The research group "Computational Neuroscience of Speech & Hearing" investigates the neural and cognitive underpinnings of auditory communication across the lifespan.
In our research, we focus on healthy as well as clinical populations who have hearing and language pathology (e.g., due to age-related hearing loss, dementia, Alzheimer's disease).
We have three major goals:
1) Based on fundamental (experimental) research, we want to understand the associations between the sensory, language, cognitive, general health, and neural status in healthy individuals across the lifespan
2) Working with clinical populations such as older adults with Alzheimer's disease, we want to understand the impact of sensory decline and language pathology on cognition and the brain
3) We are doing applied research in which we use digital (e.g. collecting real-life data on mobile phones or hearing aids, developing digital training apps in virtual reality) and neurophysiology-based (e.g., neurofeedback) tools to improve diagnostics and interventions against hearing and language pathology.
In our experiments we use various neuropsychological and psychoacoustic tests and a range of neuroimaging techniques, such as magnetic resonance imaging (MRI) and electroencephalography (EEG) in humans. In all our research streams, we apply an individual and context-dependent perspective on participants and patients in our research.
Our research is highly interdisciplinary, while mainly anchored in cognitive neuroscience, psychology, and linguistics.
In order to reach our goals, we have close collaborations with several industrial partners and with the medical fields to develop and inform technological and medical innovations.

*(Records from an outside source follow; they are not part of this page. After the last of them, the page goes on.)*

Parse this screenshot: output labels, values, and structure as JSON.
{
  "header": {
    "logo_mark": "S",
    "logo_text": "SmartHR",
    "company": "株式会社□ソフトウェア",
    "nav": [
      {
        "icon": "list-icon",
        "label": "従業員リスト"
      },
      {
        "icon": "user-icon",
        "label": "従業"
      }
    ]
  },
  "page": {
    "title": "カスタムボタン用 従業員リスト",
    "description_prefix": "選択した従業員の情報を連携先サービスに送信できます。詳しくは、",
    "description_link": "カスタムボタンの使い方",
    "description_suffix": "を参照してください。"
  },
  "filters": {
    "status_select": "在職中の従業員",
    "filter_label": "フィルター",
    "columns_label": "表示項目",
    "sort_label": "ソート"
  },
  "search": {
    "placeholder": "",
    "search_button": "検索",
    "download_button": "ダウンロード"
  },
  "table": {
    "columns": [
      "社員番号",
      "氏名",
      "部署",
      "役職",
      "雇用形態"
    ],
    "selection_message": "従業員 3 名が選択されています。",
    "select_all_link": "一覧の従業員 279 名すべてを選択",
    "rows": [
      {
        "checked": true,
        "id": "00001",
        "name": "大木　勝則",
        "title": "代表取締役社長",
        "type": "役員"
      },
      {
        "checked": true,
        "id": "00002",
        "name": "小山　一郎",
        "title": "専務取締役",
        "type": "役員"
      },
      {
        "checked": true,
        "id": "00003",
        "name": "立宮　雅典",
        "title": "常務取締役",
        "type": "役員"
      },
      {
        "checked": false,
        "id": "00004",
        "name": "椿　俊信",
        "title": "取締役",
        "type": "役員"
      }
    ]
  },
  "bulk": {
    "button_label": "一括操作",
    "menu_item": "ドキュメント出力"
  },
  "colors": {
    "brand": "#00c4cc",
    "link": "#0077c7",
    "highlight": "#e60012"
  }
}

The research group "Computational Neuroscience of Speech & Hearing" is funded by the SNSF.